--- DATA IN THIS EXERCISE ---

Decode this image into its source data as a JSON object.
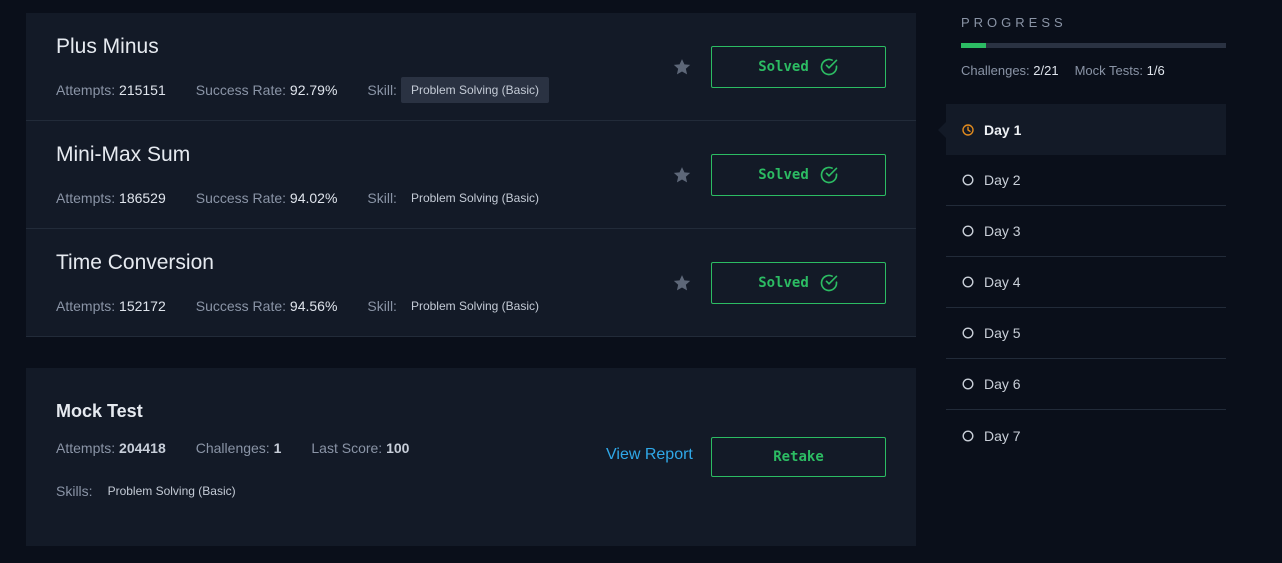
{
  "challenges": [
    {
      "title": "Plus Minus",
      "attempts_label": "Attempts:",
      "attempts": "215151",
      "success_label": "Success Rate:",
      "success_rate": "92.79%",
      "skill_label": "Skill:",
      "skill": "Problem Solving (Basic)",
      "status": "Solved"
    },
    {
      "title": "Mini-Max Sum",
      "attempts_label": "Attempts:",
      "attempts": "186529",
      "success_label": "Success Rate:",
      "success_rate": "94.02%",
      "skill_label": "Skill:",
      "skill": "Problem Solving (Basic)",
      "status": "Solved"
    },
    {
      "title": "Time Conversion",
      "attempts_label": "Attempts:",
      "attempts": "152172",
      "success_label": "Success Rate:",
      "success_rate": "94.56%",
      "skill_label": "Skill:",
      "skill": "Problem Solving (Basic)",
      "status": "Solved"
    }
  ],
  "mock_test": {
    "title": "Mock Test",
    "attempts_label": "Attempts:",
    "attempts": "204418",
    "challenges_label": "Challenges:",
    "challenges": "1",
    "last_score_label": "Last Score:",
    "last_score": "100",
    "skills_label": "Skills:",
    "skill": "Problem Solving (Basic)",
    "view_report": "View Report",
    "retake": "Retake"
  },
  "progress": {
    "title": "PROGRESS",
    "fraction": 0.095,
    "challenges_label": "Challenges:",
    "challenges": "2/21",
    "mock_label": "Mock Tests:",
    "mock": "1/6"
  },
  "days": [
    {
      "label": "Day 1",
      "active": true,
      "icon": "clock-icon"
    },
    {
      "label": "Day 2",
      "active": false,
      "icon": "circle-icon"
    },
    {
      "label": "Day 3",
      "active": false,
      "icon": "circle-icon"
    },
    {
      "label": "Day 4",
      "active": false,
      "icon": "circle-icon"
    },
    {
      "label": "Day 5",
      "active": false,
      "icon": "circle-icon"
    },
    {
      "label": "Day 6",
      "active": false,
      "icon": "circle-icon"
    },
    {
      "label": "Day 7",
      "active": false,
      "icon": "circle-icon"
    }
  ],
  "colors": {
    "accent_green": "#2cbc63",
    "link_blue": "#2fa8e8",
    "active_orange": "#e08a1e"
  }
}
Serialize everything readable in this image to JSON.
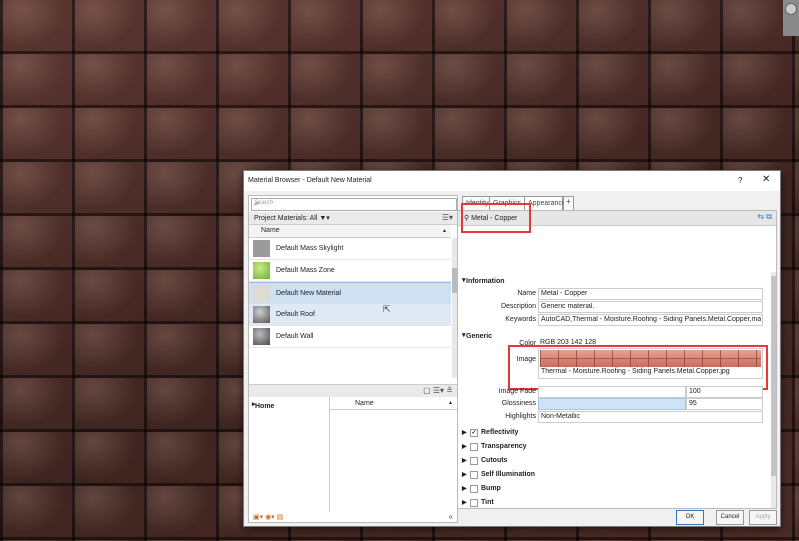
{
  "colors": {
    "highlight": "#e53a3a",
    "selection": "#cfe0f3",
    "accent": "#3a72c0"
  },
  "dialog": {
    "title": "Material Browser - Default New Material",
    "help": "?",
    "close": "✕"
  },
  "left": {
    "search_placeholder": "Search",
    "project_materials": "Project Materials: All",
    "filter_icon": "funnel-icon",
    "column_name": "Name",
    "materials": [
      {
        "name": "Default Mass Skylight",
        "swatch": "#9b9b9b"
      },
      {
        "name": "Default Mass Zone",
        "swatch": "#8ec64e"
      },
      {
        "name": "Default New Material",
        "swatch": "#d9d6cf",
        "selected": true
      },
      {
        "name": "Default Roof",
        "swatch": "#7a7a7a"
      },
      {
        "name": "Default Wall",
        "swatch": "#6d6d6d"
      }
    ],
    "library_tree": "Home",
    "library_column": "Name"
  },
  "tabs": [
    "Identity",
    "Graphics",
    "Appearance"
  ],
  "asset": {
    "name": "Metal - Copper"
  },
  "information": {
    "header": "Information",
    "name_label": "Name",
    "name_value": "Metal - Copper",
    "description_label": "Description",
    "description_value": "Generic material.",
    "keywords_label": "Keywords",
    "keywords_value": "AutoCAD,Thermal - Moisture.Roofing - Siding Panels.Metal.Copper,material..."
  },
  "generic": {
    "header": "Generic",
    "color_label": "Color",
    "color_value": "RGB 203 142 128",
    "image_label": "Image",
    "image_filename": "Thermal - Moisture.Roofing - Siding Panels.Metal.Copper.jpg",
    "image_fade_label": "Image Fade",
    "image_fade_value": "100",
    "glossiness_label": "Glossiness",
    "glossiness_value": "95",
    "highlights_label": "Highlights",
    "highlights_value": "Non-Metallic"
  },
  "sections": [
    {
      "label": "Reflectivity",
      "checked": true
    },
    {
      "label": "Transparency",
      "checked": false
    },
    {
      "label": "Cutouts",
      "checked": false
    },
    {
      "label": "Self Illumination",
      "checked": false
    },
    {
      "label": "Bump",
      "checked": false
    },
    {
      "label": "Tint",
      "checked": false
    }
  ],
  "buttons": {
    "ok": "OK",
    "cancel": "Cancel",
    "apply": "Apply"
  }
}
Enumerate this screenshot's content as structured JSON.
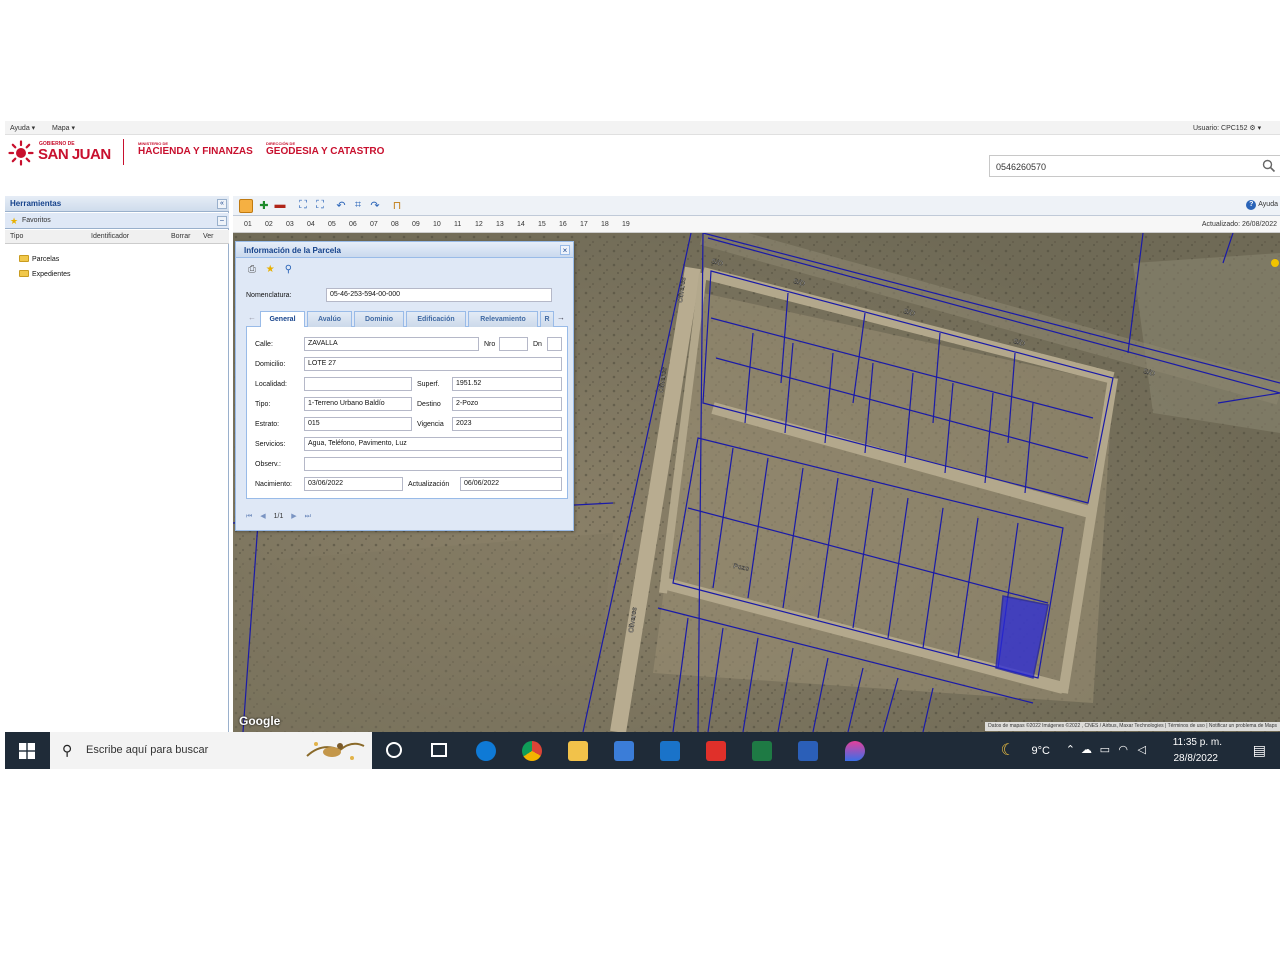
{
  "menubar": {
    "help": "Ayuda ▾",
    "maps": "Mapa ▾",
    "user": "Usuario: CPC152 ⚙ ▾"
  },
  "header": {
    "gov_small": "GOBIERNO DE",
    "gov_big": "SAN JUAN",
    "ministry_small": "MINISTERIO DE",
    "ministry": "HACIENDA Y FINANZAS",
    "direction_small": "DIRECCIÓN DE",
    "direction": "GEODESIA Y CATASTRO",
    "search_value": "0546260570"
  },
  "leftpanel": {
    "title": "Herramientas",
    "favorites": "Favoritos",
    "columns": [
      "Tipo",
      "Identificador",
      "Borrar",
      "Ver"
    ],
    "tree": [
      "Parcelas",
      "Expedientes"
    ]
  },
  "toolbar": {
    "help": "Ayuda",
    "updated": "Actualizado: 26/08/2022"
  },
  "zoom_levels": [
    "01",
    "02",
    "03",
    "04",
    "05",
    "06",
    "07",
    "08",
    "09",
    "10",
    "11",
    "12",
    "13",
    "14",
    "15",
    "16",
    "17",
    "18",
    "19"
  ],
  "map": {
    "google": "Google",
    "attribution": "Datos de mapas ©2022 Imágenes ©2022 , CNES / Airbus, Maxar Technologies  |  Términos de uso  |  Notificar un problema de Maps",
    "street_labels": [
      "Olivares",
      "Olivares",
      "Olivares",
      "S/D",
      "S/D",
      "S/D",
      "S/D",
      "S/D",
      "Pozo"
    ]
  },
  "popup": {
    "title": "Información de la Parcela",
    "nomenclatura_label": "Nomenclatura:",
    "nomenclatura": "05-46-253-594-00-000",
    "tabs": [
      "General",
      "Avalúo",
      "Dominio",
      "Edificación",
      "Relevamiento",
      "R"
    ],
    "fields": {
      "calle_label": "Calle:",
      "calle": "ZAVALLA",
      "nro_label": "Nro",
      "nro": "",
      "dn_label": "Dn",
      "dn": "",
      "domicilio_label": "Domicilio:",
      "domicilio": "LOTE 27",
      "localidad_label": "Localidad:",
      "localidad": "",
      "superf_label": "Superf.",
      "superf": "1951.52",
      "tipo_label": "Tipo:",
      "tipo": "1-Terreno Urbano Baldío",
      "destino_label": "Destino",
      "destino": "2-Pozo",
      "estrato_label": "Estrato:",
      "estrato": "015",
      "vigencia_label": "Vigencia",
      "vigencia": "2023",
      "servicios_label": "Servicios:",
      "servicios": "Agua, Teléfono, Pavimento, Luz",
      "observ_label": "Observ.:",
      "observ": "",
      "nacimiento_label": "Nacimiento:",
      "nacimiento": "03/06/2022",
      "actualizacion_label": "Actualización",
      "actualizacion": "06/06/2022"
    },
    "pager": "1/1"
  },
  "taskbar": {
    "search_placeholder": "Escribe aquí para buscar",
    "temperature": "9°C",
    "time": "11:35 p. m.",
    "date": "28/8/2022"
  },
  "colors": {
    "accent": "#c8102e",
    "parcel_line": "#1a1aa8",
    "selected_parcel": "#2a2ad8",
    "taskbar": "#1f2b38"
  }
}
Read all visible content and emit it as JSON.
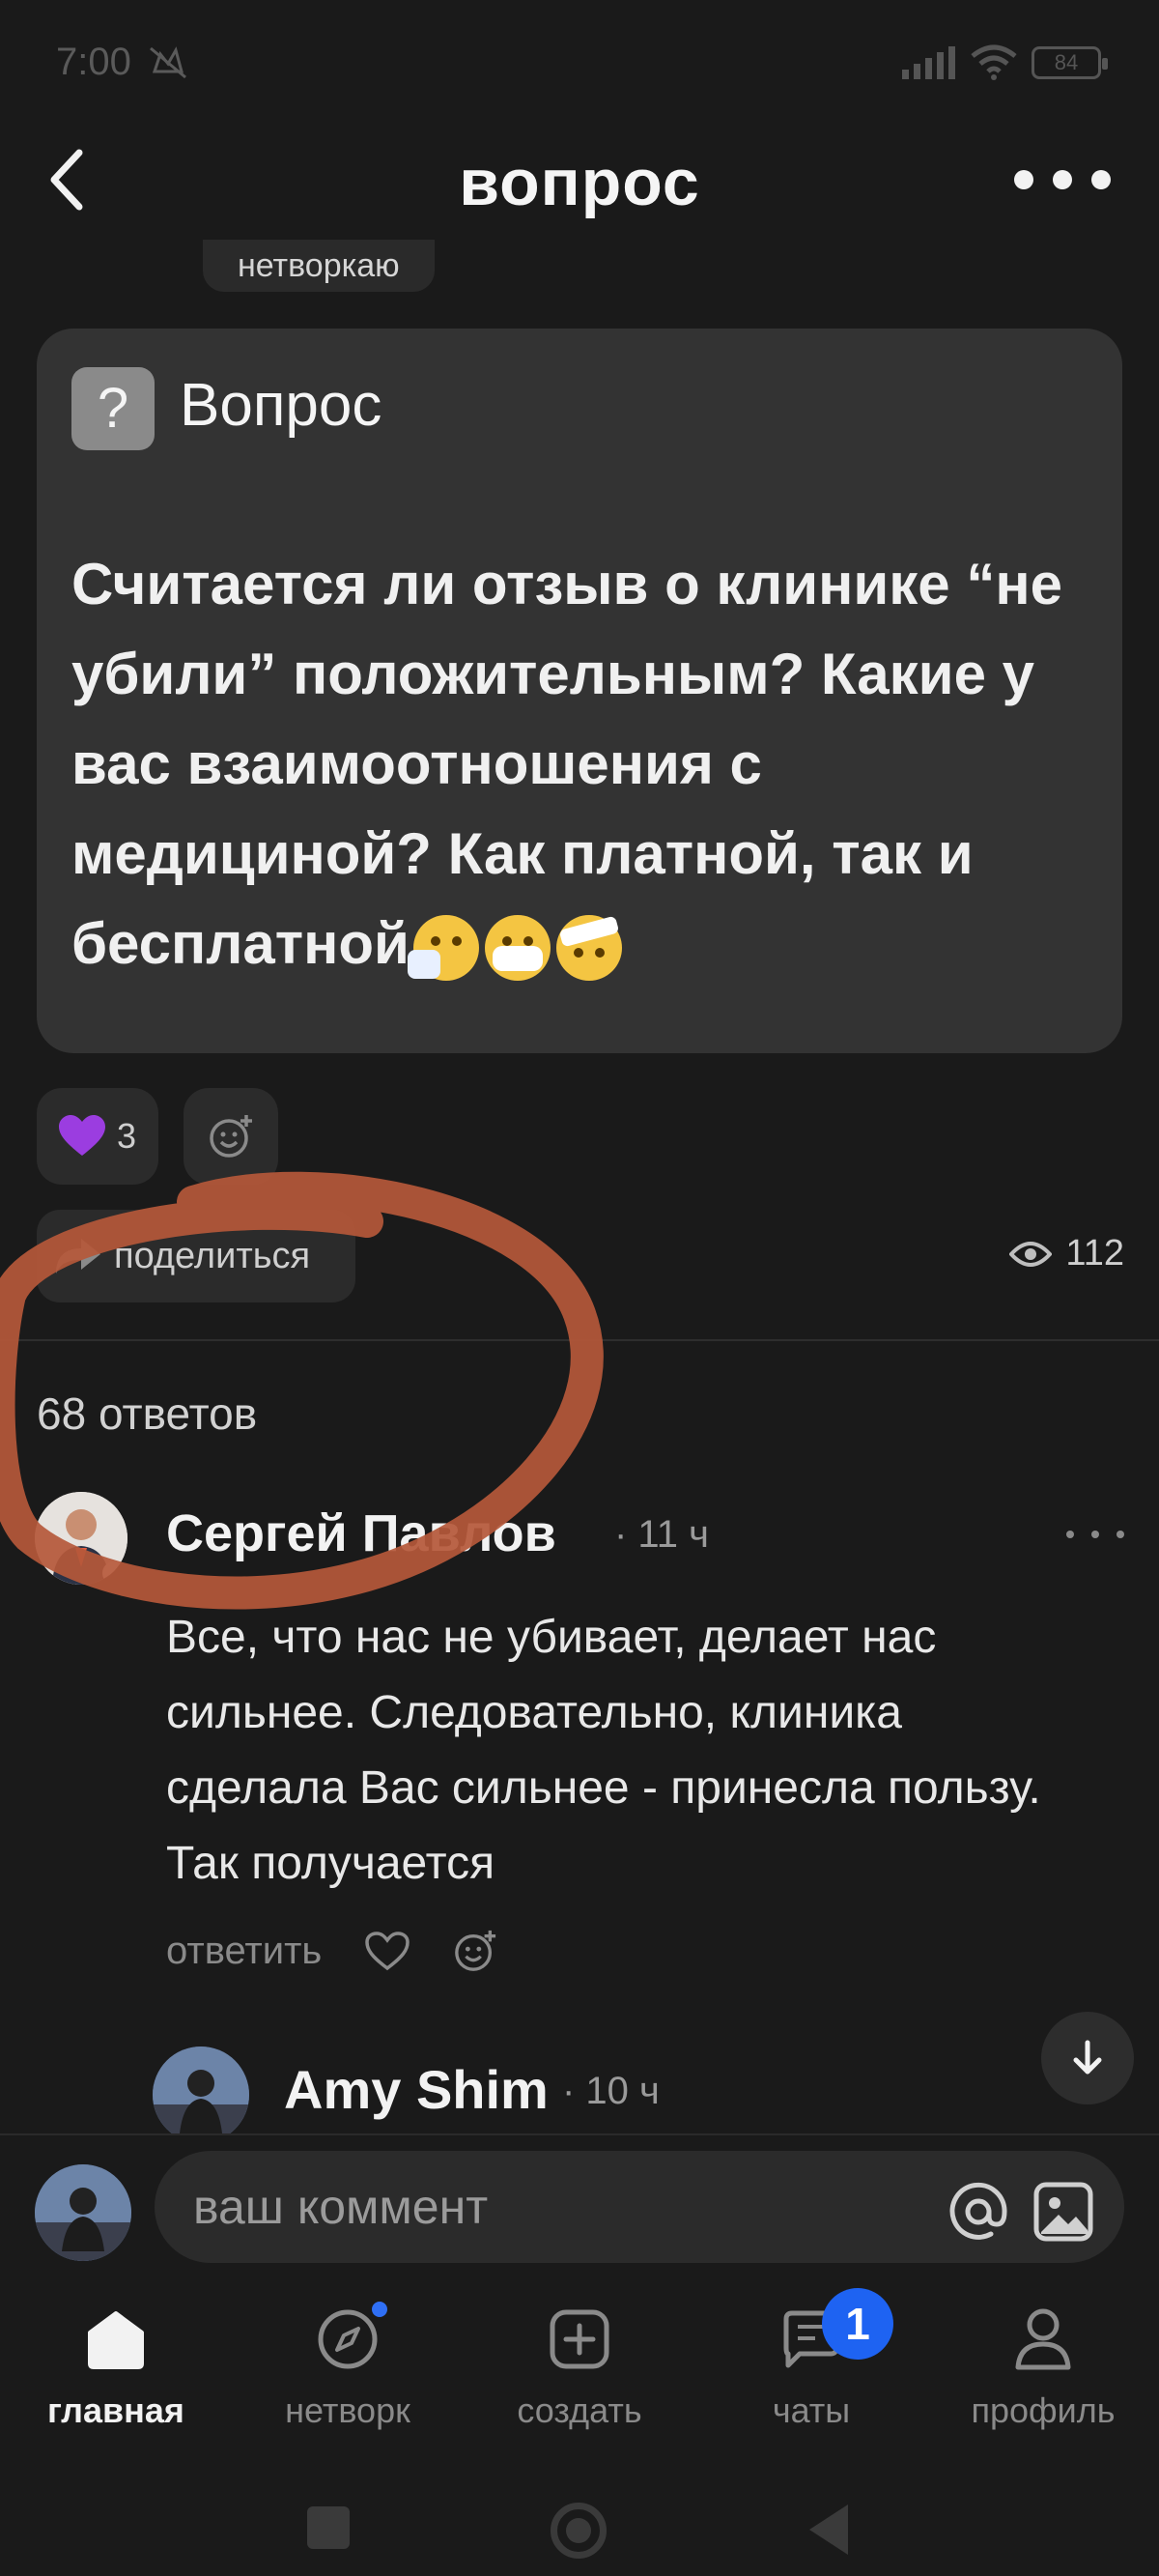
{
  "status_bar": {
    "time": "7:00",
    "battery": "84"
  },
  "header": {
    "title": "вопрос"
  },
  "tag_chip": "нетворкаю",
  "question": {
    "label": "Вопрос",
    "badge": "?",
    "text": "Считается ли отзыв о клинике “не убили” положительным? Какие у вас взаимоотношения с медициной? Как платной, так и бесплатной"
  },
  "reactions": {
    "like_count": "3"
  },
  "share": {
    "label": "поделиться"
  },
  "views": {
    "count": "112"
  },
  "answers": {
    "count_label": "68 ответов"
  },
  "comment": {
    "author": "Сергей Павлов",
    "time": "· 11 ч",
    "text": "Все, что нас не убивает, делает нас сильнее. Следовательно, клиника сделала Вас сильнее - принесла пользу. Так получается",
    "reply_label": "ответить"
  },
  "reply": {
    "author": "Amy Shim",
    "time": "· 10 ч"
  },
  "input": {
    "placeholder": "ваш коммент"
  },
  "bottom_nav": {
    "items": [
      {
        "label": "главная"
      },
      {
        "label": "нетворк"
      },
      {
        "label": "создать"
      },
      {
        "label": "чаты",
        "badge": "1"
      },
      {
        "label": "профиль"
      }
    ]
  },
  "colors": {
    "annotation": "#b5583a",
    "accent_blue": "#1e63f2",
    "like_purple": "#9b3de0"
  }
}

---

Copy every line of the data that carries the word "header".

_REPLY TO THE EXERCISE:_
    "header": "Information",
    "header": "Generic",
  "header": {
  "header": {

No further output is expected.